Happy New Year everyone! I hope everybody had a fabulous holiday and that your credit card bills are not the least bit scary this month.
Before I get into today’s post, let’s have a bit of a fireside chat, because it’s been a while and I’ve missed the blog community!
I’ve been on a bit of an unplanned hiatus because I caught the flu then bronchitis and I’ve basically looked and felt like this for the last month:
Since this is a personal finance blog, and not WebMD, I’m mentioning this because being under the weather for such a big chunk of time (relative to my usual 2 days of a cold per year) changed the way my finances looked for the month of December and made me so grateful for my “things I didn’t budget for” line. Continue reading “What Do You Want to Do With Your Money?”
In the last month or so, we’ve all heard of the many Americans who’ve pledged to move to Canada. And why not? I mean, we’re the country that brought the world Ryan Gosling and Ryan Reynolds.
So for those American readers who are contemplating the move up north, or for Canadians who want to understand our southern neighbours a bit better, here’s a short guide to how our Canadian individual retirement plans match up with American plans. Continue reading “US Retirement Plans and their Canadian Counterparts”
At work, I am the youngest person in my 50-person department. It’s almost a daily occurrence that someone makes a joke about how I don’t know what a ditto copy smells like or how their pop culture references go over my head (hey, I had TV Land. I’ve seen Happy Days.)
I can weather these comments. I’m happy to be young, thankyouverymuch. What does get to me though is the references to how my retirement is so far away and how I don’t have to worry about it yet. When talk of pensions comes up, they expect me to roll my eyes and tune out of the conversation.
I get it, I do. My employer sends me an annual pension report that tells me what my pension balance looks like now and what it might look like at my projected retirement date. That date is in the 2040s. The way I imagine the 2040s is probably similar to how people in the 1960s imagined the 21st century when the Jetsons aired; it seems inconceivably far away.

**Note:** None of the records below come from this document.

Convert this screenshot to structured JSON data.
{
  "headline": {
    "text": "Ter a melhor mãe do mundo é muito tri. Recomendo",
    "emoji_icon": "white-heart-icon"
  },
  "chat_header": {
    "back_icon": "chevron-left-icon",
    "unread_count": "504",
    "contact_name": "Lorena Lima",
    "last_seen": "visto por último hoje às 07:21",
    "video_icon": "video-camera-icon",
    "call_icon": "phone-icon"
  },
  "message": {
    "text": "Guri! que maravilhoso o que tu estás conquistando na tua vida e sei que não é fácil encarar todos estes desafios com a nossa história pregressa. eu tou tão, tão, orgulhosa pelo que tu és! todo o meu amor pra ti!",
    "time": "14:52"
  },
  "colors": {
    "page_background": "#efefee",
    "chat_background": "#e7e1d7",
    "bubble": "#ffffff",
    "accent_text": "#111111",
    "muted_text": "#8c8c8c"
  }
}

In reality, it’s not. They project that I will retire at 55 which is a pretty sweet retirement age for the average person. I can handle that. It’s easy though to prioritize other things over retirement if you think of it as an isolated event so far in the future that you’ll always have years to prepare for it. It’s easy, but it’s wrong. Continue reading “Hey Millennials, Let’s Talk Retirement”